Self-immolation: A protest of despair

On 10 SEPTEMBER 2019, 79-year-old activist Albert Razin set fire to himself in Izhevsk, capital of the Udmurt Republic (Volga Federal District) in protest against the policy of the national government concerning languages and linguistic minorities within Russia.

No fire extinguisher was near to hand and he died later in hospital.

Albert Razin (RFE - RL)

This horrendous act recalls not only Jan Palach and the protests of other young Czechs after the Warsaw Pact invasion of August 1968, but desperate acts of the kind in Ukraine and in Lithuania between 1968 and 1972.

CCE No 6 : 28 February 1969

COMMENTARY

6.11 Appeal by Grigorenko and Yakhimovich   [JC]

On 5 December 1968 Vasily Makukha set fire to himself on Kreshchatik, the main street in Kiev, crying “Long live a free Ukraine!” He died hours later from the extensive burns (CCE 6.9, item 2).This self-immolation took place over two months earlier than that of Jan Palach in Prague.

In February 1969 another Ukrainian attempted to follow the example of Makukha‘s suicide; teacher Nikolai Berislavsky from the Rostov Region also set fire to himself in the Ukrainian capital (CCE 8.6). If it was the intention of Pyotr Grigorenko and Ivan Yakhimovich to prevent such acts of desperation, their appeal on 23 February 1969 did not halt further attempts at self-immolation within the USSR.

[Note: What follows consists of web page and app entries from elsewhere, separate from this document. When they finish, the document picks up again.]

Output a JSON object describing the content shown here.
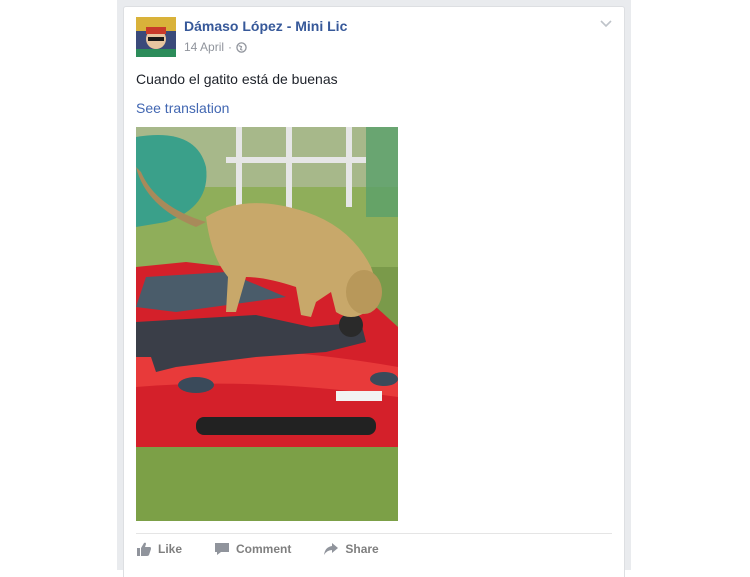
{
  "post": {
    "author": "Dámaso López - Mini Lic",
    "date": "14 April",
    "separator": "·",
    "audience_icon": "globe-icon",
    "text": "Cuando el gatito está de buenas",
    "see_translation": "See translation"
  },
  "actions": {
    "like": "Like",
    "comment": "Comment",
    "share": "Share"
  },
  "colors": {
    "link": "#365899",
    "translate": "#4267b2",
    "meta": "#90949c",
    "action": "#7f7f7f"
  }
}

On 14 May 1972 Romas Kalanta died after dousing himself in petrol and setting light to his clothes in one of the squares in Kaunas. (CCE 26.11 “Events in Lithuania”). He was holding a placard that read, “Freedom for Lithuania”. His example was followed on 28 May in Varena (Lithuania) by Stonis, and on 3 June by a 60-year-old worker named Andriusevicus, again in Kaunas (see CCE 26.11, pdf 42-43 [pp. 248-250]).